  2. I really like this post, too. The problem, as you so rightly point out, is that this GQ photo shoot really does seem to deal in the same kind misogyny and racism that the show tries in its own ways to combat. The show is not "clean and wholesome" by any means, but it does try to wade through the bad decisions that teenagers make to advance a positive message about respecting human beings.

    This magazine shoot, even though it could be written off as regular publicity, throws a finger in the air at the show's positive humanistic message. GQ Magazine seems to market an airbrushed version of male fantasy that is just a few ticks shy of actual pornography, and it really bums me out to see these actors participating, even though I think Diana Agron's articulate blog post came across as honest and remorseful. Cory Monteith's pervy expression and ridiculous pose endorse the misogyny the shoot is selling. He's not sexualized at all, despite Lea Michelle's porn star pose. The message is clear: the scantily-clad women are there to serve as objects of the man's pleasure.

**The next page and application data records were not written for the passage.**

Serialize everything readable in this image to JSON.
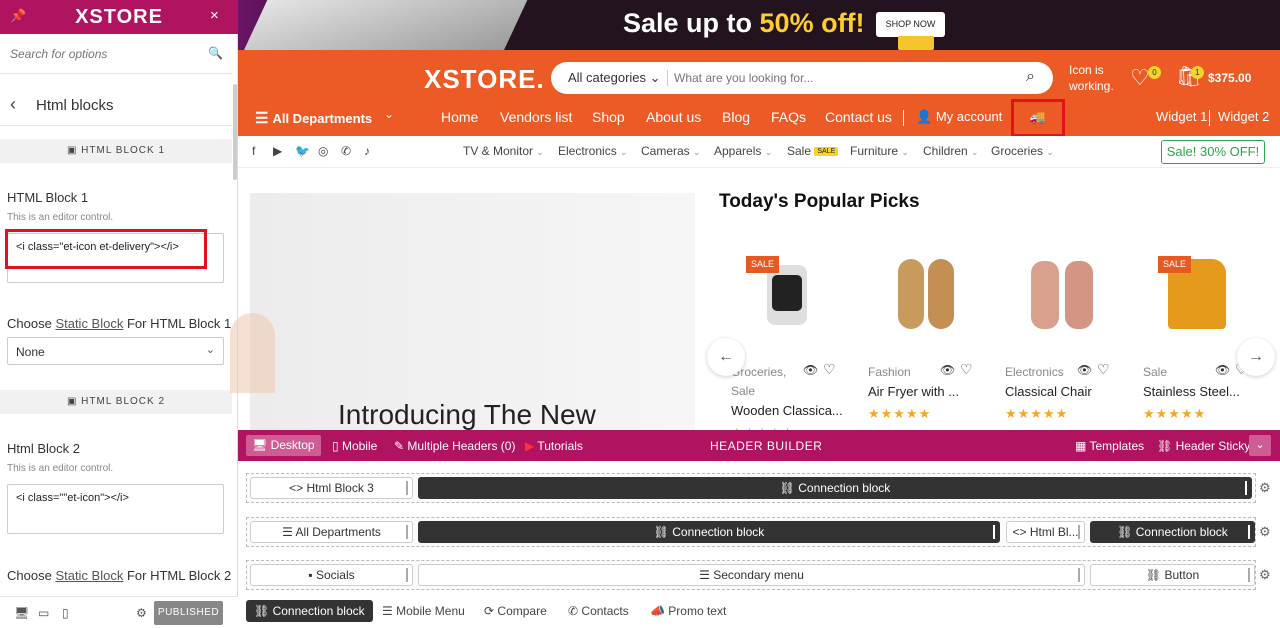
{
  "sidebar": {
    "logo": "XSTORE",
    "pin_icon": "pin-icon",
    "close_icon": "×",
    "search_placeholder": "Search for options",
    "back_title": "Html blocks",
    "section1": "HTML BLOCK 1",
    "block1_label": "HTML Block 1",
    "block1_note": "This is an editor control.",
    "block1_value": "<i class=\"et-icon et-delivery\"></i>",
    "choose1_prefix": "Choose",
    "choose1_link": "Static Block",
    "choose1_suffix": "For HTML Block 1",
    "select1_value": "None",
    "section2": "HTML BLOCK 2",
    "block2_label": "Html Block 2",
    "block2_note": "This is an editor control.",
    "block2_value": "<i class=\"\"et-icon\"></i>",
    "choose2_prefix": "Choose",
    "choose2_link": "Static Block",
    "choose2_suffix": "For HTML Block 2",
    "publish": "PUBLISHED"
  },
  "banner": {
    "sale_prefix": "Sale up to ",
    "sale_highlight": "50% off!",
    "shop_now": "SHOP NOW"
  },
  "header": {
    "logo": "XSTORE.",
    "category": "All categories",
    "search_placeholder": "What are you looking for...",
    "status_line1": "Icon is",
    "status_line2": "working.",
    "wishlist_count": "0",
    "cart_count": "1",
    "cart_total": "$375.00",
    "departments": "All Departments",
    "nav": [
      "Home",
      "Vendors list",
      "Shop",
      "About us",
      "Blog",
      "FAQs",
      "Contact us"
    ],
    "my_account": "My account",
    "widget1": "Widget 1",
    "widget2": "Widget 2"
  },
  "subnav": {
    "items": [
      "TV & Monitor",
      "Electronics",
      "Cameras",
      "Apparels",
      "Sale",
      "Furniture",
      "Children",
      "Groceries"
    ],
    "sale_badge": "SALE",
    "sale_off": "Sale! 30% OFF!"
  },
  "hero": {
    "title": "Introducing The New"
  },
  "picks": {
    "title": "Today's Popular Picks",
    "sale_tag": "SALE",
    "products": [
      {
        "cat": "Groceries,",
        "cat2": "Sale",
        "name": "Wooden Classica...",
        "stars": "★★★★★"
      },
      {
        "cat": "Fashion",
        "cat2": "",
        "name": "Air Fryer with ...",
        "stars": "★★★★★"
      },
      {
        "cat": "Electronics",
        "cat2": "",
        "name": "Classical Chair",
        "stars": "★★★★★"
      },
      {
        "cat": "Sale",
        "cat2": "",
        "name": "Stainless Steel...",
        "stars": "★★★★★"
      }
    ]
  },
  "builder": {
    "desktop": "Desktop",
    "mobile": "Mobile",
    "multiple": "Multiple Headers (0)",
    "tutorials": "Tutorials",
    "title": "HEADER BUILDER",
    "templates": "Templates",
    "sticky": "Header Sticky",
    "row1": {
      "html3": "<> Html Block 3",
      "conn": "Connection block"
    },
    "row2": {
      "dept": "All Departments",
      "conn1": "Connection block",
      "html": "<> Html Bl...",
      "conn2": "Connection block"
    },
    "row3": {
      "socials": "Socials",
      "secondary": "Secondary menu",
      "button": "Button"
    },
    "bottom": [
      "Connection block",
      "Mobile Menu",
      "Compare",
      "Contacts",
      "Promo text"
    ]
  }
}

    You also make a good point about the way Lea's head is turned just enough so that she doesn't look (Heaven forbid!) "too Jewish". It's fascinating/disturbing that this could be an intentional aesthetic choice on the part of the magazine editors, but alas.

    I find the photos unsettling for the same reasons that you seem to: they seemingly negate the positive message of the show itself with a pervy, racist male fantasy. Ick times fifty.

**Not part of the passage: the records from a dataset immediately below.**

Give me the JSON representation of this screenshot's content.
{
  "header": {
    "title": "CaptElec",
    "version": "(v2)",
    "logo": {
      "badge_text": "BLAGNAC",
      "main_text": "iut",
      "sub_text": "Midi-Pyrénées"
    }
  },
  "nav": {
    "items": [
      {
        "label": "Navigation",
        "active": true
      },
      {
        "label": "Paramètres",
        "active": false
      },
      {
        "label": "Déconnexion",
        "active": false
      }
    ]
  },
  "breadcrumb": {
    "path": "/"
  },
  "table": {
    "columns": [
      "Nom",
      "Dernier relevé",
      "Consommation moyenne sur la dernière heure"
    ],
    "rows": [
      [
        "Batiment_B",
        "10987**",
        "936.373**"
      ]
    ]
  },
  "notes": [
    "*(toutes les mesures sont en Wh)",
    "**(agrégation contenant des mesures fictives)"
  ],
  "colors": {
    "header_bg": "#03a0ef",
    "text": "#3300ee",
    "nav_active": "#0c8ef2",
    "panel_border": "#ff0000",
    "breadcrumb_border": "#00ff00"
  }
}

  3. This comment is in response to Mrs. Potts. We’re glad you like the post! We have found that it’s rare for TV to give us something meaty to write about, and this came close. One of us picked TV to write about because previous writings have ticked people in one blogger’s family off and confused them. We thought TV was safe to write about, for now, and we have to write. But we can’t resist a nice controversy when it starts to boil over.

    We checked out that site, just to see what was on it. We liked the part where it mentioned how entertainment can make bad behavior look “normal.” It’s cool that it didn’t provide a checklist of what was right and wrong but left it up to interpretation. People have to live in this grey-area world and work out what’s best for their particular mind, propensity toward lust and violence. One of us actually likes to google sites that evaluate entertainment from a moral point of view (like Pluggedin and Steven Graydanus’ “Decent Films Guide) just to get the conservative take on it. We like to wrestle with and think about what we watch, rather than just let entertainment make up the status quo. Knowing about entertainment can help you relate to younger people and confused people, and you can use it for communication.

    As for Dexter, Ern stopped watching the show halfway through the first season, but her sister raved about the show years later, saying that it had gotten good. Ern sympathizes, because she thought it was just a gross glorification of serial killers. What made it viewable later on were the observations about humanity and compassion when contrasting Dexter with other characters. Also, it was interesting to watch Dexter learn to love as much as he could as he got his family with Rita. We totally understand that you saw it as more bad than good in your life, and we respect that. It was almost too much for one of us too.

    Interesting and valid observations on the value of violence too. But we think that the brotherhood, humanity, and valor in war can be shown without graphic violence. Still, that was the best part of your comment for us.

  4. Cat: Your response covered everything we forgot to say (or couldn't formulate) in the post. Especially "The message is clear: the scantily-clad women are there to serve as objects of the man's pleasure." Nice. Plus, the pointing out of Cory's "pervy expression."

    This whole photo shoot was just a big, messy fail.